Jessica and I wanted to update folks on a new project we're involved in. We were contacted by Duke University Pediatric Research Institute (a friend of my father's works there) about participating in a 12-month study involving child motion and development. Apparently they read our blog and dig it and us. Over the past month we've participated in a number of conference calls via Skype with some of the doctors and researchers in North Carolina. Long story short, here's the basic question their study is hoping to better understand:
How do babies (twins in our case) see the world and how does that influence their development?
Last week Amber Cardona, a nice (and brainy) doctorial student from Duke, flew out and equipped us with a hoard of technology they're using for the study. Both Netta and Bailey now have small cameras and sensitive microphones strapped (gently) to their heads 24/7 (except for bathing). They told us many times that, while at first annoying, the babies will get used to them and eventually not even notice them.
The study officially begins May 1st and will document how they see the world, what sounds interest them, how they react with us, etc. I'm a little nervous about exposing the times Jess and I are grouchy or not-so-good parents. But, we're biting the bullet and just going to do it. Part of the inventive is a hefty paycheck we'll get at the end of the study.

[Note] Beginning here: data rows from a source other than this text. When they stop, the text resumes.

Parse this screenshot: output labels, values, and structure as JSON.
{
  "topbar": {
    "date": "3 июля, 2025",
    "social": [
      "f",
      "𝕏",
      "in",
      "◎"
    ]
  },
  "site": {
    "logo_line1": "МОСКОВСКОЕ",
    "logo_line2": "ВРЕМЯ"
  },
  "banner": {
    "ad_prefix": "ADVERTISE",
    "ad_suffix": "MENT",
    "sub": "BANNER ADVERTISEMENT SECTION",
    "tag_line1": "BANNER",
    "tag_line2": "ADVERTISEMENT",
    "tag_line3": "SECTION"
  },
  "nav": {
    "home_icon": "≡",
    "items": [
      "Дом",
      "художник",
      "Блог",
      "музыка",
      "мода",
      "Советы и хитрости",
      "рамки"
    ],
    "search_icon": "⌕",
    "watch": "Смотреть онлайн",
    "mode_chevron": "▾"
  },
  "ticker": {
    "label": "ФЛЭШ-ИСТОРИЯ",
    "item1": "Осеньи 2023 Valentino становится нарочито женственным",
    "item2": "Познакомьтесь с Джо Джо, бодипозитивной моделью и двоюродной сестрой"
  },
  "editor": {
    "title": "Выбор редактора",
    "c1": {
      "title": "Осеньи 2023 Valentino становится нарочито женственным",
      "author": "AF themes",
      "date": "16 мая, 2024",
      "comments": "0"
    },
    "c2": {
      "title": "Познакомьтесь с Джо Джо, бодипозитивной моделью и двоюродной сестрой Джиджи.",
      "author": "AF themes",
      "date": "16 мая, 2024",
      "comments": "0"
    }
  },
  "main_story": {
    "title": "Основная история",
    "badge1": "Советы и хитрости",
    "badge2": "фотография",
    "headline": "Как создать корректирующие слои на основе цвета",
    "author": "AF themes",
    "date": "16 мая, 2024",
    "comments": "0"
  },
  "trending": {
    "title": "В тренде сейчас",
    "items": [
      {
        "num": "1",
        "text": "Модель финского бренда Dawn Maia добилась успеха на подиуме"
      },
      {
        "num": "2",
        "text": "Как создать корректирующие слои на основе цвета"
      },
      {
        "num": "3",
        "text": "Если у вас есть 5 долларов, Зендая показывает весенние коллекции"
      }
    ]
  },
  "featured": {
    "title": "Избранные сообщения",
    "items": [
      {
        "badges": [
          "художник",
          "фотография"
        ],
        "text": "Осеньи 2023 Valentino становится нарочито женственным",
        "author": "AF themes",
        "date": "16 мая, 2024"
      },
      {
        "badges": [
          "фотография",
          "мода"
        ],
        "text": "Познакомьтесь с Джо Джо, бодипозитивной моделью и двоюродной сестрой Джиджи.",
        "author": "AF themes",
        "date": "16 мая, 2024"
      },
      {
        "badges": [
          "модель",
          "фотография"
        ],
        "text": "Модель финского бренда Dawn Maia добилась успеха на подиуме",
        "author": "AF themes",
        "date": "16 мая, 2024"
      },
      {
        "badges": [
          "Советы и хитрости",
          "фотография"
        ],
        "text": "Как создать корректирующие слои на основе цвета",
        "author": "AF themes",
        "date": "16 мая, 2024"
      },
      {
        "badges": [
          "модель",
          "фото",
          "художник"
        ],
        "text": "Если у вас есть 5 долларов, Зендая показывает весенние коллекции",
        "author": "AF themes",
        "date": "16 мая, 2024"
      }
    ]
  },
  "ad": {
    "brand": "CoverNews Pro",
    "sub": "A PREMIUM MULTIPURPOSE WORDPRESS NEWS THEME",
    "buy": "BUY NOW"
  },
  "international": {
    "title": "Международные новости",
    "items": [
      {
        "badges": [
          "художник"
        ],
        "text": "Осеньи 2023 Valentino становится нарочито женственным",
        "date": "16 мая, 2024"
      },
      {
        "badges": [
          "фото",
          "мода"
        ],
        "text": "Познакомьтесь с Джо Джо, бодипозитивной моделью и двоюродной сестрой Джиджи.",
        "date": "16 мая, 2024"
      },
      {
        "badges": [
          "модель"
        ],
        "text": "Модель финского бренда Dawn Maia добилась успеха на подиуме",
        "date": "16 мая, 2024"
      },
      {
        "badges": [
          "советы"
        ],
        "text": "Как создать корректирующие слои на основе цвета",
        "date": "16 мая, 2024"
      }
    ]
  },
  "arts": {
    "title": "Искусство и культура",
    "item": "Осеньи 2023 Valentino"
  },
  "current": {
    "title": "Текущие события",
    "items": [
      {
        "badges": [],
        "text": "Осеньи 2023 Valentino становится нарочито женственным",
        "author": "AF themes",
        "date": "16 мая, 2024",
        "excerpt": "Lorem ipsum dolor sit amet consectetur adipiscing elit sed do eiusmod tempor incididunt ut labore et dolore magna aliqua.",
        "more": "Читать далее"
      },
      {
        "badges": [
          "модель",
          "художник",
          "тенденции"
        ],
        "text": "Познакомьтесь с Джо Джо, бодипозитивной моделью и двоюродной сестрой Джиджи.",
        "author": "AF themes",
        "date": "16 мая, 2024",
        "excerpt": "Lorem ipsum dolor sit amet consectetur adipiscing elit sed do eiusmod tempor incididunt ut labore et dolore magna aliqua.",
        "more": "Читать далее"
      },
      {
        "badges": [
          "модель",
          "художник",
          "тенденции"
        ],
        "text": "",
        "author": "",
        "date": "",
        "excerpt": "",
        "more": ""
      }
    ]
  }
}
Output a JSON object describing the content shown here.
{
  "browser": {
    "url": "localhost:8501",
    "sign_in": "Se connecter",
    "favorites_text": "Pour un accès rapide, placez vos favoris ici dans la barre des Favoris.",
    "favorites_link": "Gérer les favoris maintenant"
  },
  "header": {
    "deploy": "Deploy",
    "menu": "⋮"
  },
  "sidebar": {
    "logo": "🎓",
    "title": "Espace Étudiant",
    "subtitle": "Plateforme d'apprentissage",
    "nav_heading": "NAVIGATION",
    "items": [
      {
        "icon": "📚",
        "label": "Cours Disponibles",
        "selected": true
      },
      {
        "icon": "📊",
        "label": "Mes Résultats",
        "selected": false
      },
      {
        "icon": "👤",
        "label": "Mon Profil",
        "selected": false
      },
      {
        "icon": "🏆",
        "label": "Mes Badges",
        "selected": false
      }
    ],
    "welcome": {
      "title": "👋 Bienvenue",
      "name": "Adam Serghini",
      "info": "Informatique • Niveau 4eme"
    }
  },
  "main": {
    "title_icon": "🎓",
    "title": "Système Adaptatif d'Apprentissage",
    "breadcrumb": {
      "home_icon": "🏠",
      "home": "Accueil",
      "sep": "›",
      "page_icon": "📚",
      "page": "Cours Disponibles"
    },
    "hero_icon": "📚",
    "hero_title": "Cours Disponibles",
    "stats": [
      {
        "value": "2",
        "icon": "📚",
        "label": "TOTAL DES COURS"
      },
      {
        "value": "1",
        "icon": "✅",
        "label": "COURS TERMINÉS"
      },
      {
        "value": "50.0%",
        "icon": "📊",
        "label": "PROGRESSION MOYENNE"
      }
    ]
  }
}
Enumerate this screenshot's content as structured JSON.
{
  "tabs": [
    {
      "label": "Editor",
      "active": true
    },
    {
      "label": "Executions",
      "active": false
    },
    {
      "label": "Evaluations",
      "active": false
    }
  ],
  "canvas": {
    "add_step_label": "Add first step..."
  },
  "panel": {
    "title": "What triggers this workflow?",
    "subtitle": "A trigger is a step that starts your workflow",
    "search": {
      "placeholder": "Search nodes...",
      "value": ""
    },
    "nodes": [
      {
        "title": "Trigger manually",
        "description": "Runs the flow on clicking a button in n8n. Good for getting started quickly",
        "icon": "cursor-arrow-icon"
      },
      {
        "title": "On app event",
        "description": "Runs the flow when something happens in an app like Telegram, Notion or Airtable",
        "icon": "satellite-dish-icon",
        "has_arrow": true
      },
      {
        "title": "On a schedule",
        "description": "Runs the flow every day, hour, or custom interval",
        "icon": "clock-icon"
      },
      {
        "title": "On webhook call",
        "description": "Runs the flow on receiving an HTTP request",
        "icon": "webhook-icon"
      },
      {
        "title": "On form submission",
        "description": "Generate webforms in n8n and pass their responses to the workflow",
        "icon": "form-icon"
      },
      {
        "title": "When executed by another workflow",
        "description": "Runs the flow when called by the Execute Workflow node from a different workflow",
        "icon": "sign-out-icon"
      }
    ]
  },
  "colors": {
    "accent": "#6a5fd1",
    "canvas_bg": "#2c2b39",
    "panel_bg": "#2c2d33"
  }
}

Anyway, we've been experimenting with the cameras and wanted to share a few of the early videos here. the quality isn't great but it works well enough I think.
Wish us luck!